WASHINGTON — A yearlong Pentagon investigation has concluded that American soldiers panicked and fired into a crowd of unarmed refugees near the South Korean village of No Gun Ri in the early days of the Korean War, but it did not find conclusive evidence that the troops had orders to shoot civilians, a Defense Department official and others involved with the inquiry said.
The Pentagon's still-unpublished draft report, based on more than 100 interviews with U.S. veterans and on a review of more than a million pages of documents, would be the first formal acknowledgment by the U.S. military of its involvement in the massacre at No Gun Ri.
Defense Secretary William S. Cohen ordered the investigation after the Associated Press reported the massacre in a September 1999 article that won a Pulitzer Prize. In spring, however, one of the key sources for the AP story was found to have fabricated his account, and some other veterans quoted by the news agency acknowledged that their memories may have been faulty. Those revelations called into question whether U.S. soldiers actually shot "hundreds" of civilians on orders from their superiors, as some of the veterans originally asserted.

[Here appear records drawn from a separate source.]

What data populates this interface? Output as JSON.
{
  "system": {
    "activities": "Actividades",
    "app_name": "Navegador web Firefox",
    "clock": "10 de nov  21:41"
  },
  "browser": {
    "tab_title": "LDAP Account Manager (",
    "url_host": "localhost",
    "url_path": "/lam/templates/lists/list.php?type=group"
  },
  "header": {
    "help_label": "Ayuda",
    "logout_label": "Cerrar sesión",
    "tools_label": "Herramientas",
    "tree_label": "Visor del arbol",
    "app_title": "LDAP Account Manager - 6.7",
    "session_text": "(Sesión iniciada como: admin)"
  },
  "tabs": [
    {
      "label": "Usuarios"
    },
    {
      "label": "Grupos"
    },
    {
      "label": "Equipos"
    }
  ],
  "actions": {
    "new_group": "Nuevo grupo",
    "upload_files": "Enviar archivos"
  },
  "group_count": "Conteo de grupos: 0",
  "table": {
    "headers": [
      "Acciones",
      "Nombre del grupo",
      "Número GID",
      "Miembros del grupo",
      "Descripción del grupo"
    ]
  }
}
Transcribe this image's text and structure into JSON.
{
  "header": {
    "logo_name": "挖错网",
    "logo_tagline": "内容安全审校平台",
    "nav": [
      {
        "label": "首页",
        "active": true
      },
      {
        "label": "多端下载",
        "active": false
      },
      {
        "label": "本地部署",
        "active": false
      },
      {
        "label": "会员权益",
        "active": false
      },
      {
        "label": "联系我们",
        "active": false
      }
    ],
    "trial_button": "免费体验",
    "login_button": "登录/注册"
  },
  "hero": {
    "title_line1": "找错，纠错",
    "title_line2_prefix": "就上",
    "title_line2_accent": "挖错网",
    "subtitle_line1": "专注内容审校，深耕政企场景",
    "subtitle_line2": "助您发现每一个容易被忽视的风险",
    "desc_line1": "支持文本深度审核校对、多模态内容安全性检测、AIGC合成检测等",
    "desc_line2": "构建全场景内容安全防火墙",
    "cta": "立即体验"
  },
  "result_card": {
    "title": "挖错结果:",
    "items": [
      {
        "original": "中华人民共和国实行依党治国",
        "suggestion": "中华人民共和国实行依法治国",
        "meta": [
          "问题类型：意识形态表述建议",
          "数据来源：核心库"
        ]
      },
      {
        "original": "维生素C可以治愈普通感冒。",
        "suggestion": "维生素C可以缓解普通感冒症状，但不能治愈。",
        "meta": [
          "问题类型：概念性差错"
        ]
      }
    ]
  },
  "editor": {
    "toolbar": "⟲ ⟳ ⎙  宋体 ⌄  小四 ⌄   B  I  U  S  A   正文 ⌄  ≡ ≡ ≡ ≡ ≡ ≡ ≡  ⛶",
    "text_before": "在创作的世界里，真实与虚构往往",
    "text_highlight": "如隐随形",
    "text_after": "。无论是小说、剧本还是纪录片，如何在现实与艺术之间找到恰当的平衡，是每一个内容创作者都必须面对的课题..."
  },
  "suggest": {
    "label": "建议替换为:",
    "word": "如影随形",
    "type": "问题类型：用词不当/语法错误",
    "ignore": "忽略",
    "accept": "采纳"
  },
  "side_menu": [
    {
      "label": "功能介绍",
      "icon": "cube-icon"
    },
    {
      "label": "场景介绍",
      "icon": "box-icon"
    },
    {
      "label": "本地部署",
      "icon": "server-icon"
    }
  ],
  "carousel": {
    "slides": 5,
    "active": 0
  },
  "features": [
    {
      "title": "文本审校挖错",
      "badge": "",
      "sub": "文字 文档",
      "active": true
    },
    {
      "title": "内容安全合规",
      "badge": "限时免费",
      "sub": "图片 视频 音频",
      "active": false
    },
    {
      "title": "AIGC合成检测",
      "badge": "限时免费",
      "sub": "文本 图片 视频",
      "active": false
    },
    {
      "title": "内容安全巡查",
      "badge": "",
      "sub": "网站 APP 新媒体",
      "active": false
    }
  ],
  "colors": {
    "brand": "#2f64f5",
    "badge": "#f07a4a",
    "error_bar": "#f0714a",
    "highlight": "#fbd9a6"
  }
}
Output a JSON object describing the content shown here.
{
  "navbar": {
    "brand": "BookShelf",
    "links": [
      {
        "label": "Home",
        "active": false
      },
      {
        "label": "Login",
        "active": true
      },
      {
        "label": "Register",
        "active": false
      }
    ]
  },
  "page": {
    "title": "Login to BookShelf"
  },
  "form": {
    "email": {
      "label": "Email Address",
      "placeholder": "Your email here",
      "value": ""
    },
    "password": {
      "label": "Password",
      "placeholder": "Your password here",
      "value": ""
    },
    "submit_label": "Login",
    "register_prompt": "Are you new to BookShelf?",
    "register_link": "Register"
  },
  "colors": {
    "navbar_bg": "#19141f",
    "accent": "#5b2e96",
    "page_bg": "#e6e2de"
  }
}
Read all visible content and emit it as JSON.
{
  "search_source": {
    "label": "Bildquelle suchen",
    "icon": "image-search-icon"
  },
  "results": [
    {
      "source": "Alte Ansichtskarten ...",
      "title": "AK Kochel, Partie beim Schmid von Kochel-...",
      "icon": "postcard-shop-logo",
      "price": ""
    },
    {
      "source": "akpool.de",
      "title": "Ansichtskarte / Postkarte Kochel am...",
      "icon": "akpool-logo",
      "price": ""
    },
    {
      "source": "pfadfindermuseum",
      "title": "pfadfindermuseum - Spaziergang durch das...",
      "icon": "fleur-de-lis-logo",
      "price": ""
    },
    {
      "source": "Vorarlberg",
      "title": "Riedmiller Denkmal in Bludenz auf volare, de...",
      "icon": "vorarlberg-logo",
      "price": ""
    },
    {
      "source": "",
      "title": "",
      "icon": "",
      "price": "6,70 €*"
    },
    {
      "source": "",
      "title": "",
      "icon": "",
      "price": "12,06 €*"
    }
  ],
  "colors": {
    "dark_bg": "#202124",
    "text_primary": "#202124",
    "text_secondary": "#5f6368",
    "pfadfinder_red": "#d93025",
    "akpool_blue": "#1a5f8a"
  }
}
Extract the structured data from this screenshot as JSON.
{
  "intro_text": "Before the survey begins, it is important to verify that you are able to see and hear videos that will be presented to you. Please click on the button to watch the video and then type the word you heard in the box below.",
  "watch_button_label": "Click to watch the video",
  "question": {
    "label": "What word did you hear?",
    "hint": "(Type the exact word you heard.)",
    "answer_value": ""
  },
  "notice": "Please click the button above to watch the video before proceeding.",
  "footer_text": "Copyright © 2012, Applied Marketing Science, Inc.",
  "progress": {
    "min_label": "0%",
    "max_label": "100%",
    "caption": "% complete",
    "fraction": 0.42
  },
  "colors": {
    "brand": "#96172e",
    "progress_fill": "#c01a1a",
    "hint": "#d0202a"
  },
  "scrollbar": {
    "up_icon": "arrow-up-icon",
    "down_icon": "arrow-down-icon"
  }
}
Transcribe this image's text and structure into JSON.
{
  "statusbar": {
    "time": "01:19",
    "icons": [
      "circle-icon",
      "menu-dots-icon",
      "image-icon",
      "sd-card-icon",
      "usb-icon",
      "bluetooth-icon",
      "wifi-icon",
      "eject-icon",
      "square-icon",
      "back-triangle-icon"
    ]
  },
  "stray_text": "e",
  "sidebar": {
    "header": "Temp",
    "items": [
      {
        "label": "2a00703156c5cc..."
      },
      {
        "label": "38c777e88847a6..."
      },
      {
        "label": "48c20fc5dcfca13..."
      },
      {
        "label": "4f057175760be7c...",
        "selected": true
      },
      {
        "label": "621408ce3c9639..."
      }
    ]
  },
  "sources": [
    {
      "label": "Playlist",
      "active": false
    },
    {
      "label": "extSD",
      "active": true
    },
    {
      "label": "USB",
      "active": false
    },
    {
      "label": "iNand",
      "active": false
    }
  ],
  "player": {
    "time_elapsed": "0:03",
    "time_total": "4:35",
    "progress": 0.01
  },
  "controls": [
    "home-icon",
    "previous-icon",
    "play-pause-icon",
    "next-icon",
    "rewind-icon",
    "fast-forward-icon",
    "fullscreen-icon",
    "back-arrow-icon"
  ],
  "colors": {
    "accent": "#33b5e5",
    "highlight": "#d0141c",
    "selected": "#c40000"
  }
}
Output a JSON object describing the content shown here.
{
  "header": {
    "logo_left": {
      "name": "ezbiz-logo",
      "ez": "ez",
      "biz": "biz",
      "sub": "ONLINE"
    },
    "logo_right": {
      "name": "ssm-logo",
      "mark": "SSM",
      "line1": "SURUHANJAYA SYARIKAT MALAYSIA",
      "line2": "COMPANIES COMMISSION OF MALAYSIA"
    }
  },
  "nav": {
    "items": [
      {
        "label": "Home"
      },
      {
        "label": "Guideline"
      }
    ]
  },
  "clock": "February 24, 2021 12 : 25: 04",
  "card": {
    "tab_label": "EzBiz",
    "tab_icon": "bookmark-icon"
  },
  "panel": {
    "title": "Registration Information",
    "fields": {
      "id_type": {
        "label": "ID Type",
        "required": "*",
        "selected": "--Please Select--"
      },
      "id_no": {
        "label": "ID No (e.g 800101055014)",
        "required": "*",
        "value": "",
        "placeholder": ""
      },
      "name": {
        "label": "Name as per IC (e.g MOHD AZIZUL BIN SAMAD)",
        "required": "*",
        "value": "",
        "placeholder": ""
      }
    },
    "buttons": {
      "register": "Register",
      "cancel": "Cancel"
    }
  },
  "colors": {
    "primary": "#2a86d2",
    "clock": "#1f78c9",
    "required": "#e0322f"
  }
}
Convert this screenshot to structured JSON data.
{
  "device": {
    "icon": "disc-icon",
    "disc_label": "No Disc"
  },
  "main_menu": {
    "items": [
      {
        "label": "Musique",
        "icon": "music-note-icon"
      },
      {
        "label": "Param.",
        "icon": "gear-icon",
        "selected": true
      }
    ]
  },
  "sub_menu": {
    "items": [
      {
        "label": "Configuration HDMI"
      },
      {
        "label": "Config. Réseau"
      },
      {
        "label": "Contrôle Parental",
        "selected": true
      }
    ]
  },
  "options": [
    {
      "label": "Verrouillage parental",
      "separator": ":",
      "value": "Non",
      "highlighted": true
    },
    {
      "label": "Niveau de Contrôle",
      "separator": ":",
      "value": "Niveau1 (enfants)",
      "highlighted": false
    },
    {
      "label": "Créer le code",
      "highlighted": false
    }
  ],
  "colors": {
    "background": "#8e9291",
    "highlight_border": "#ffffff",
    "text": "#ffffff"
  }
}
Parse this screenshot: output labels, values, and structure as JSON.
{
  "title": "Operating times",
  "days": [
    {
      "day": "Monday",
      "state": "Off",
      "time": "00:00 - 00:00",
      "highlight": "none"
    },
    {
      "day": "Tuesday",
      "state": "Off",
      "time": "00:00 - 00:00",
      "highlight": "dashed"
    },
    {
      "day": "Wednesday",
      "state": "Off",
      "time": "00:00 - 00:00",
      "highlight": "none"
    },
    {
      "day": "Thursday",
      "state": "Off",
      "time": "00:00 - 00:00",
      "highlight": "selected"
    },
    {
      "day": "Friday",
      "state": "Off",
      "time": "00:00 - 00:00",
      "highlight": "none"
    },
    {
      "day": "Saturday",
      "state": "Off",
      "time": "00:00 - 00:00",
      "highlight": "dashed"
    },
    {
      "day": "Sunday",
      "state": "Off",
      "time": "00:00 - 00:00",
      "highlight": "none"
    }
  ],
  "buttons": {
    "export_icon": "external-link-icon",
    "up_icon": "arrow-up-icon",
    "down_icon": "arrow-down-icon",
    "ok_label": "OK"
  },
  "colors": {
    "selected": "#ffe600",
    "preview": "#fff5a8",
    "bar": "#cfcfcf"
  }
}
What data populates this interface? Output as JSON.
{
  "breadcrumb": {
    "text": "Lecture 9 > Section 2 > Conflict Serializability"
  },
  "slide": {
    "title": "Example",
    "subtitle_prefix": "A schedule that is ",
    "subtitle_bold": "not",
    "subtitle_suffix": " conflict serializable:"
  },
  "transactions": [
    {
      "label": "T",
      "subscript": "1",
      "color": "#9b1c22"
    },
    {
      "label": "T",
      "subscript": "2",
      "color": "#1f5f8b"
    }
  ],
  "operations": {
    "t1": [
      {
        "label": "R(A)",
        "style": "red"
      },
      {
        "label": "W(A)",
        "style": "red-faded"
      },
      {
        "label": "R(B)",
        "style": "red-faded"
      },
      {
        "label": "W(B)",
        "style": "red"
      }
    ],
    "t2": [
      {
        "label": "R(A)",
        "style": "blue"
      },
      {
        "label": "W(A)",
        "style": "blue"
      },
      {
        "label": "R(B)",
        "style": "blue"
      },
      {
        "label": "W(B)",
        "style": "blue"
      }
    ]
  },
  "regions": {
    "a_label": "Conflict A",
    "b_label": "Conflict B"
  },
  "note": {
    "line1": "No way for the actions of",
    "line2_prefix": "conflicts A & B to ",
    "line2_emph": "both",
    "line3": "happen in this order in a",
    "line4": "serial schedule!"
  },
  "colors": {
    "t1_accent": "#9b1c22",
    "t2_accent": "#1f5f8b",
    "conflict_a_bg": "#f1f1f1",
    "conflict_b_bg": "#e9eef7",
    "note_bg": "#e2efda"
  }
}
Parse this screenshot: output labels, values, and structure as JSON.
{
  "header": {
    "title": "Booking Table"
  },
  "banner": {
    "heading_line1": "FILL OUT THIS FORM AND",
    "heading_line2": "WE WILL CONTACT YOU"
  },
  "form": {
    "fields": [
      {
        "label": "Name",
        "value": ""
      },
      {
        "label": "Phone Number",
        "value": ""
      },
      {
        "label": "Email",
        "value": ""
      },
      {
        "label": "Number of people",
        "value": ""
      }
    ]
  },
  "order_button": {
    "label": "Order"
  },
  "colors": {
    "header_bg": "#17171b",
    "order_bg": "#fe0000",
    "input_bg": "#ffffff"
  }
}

The draft report says Army investigators were unable to determine exactly how many civilians died after members of the U.S. 7th Cavalry Regiment, in the midst of a chaotic retreat and fearing that North Korean infiltrators were passing through their lines, opened fire on refugees under a railroad bridge on July 26, 1950.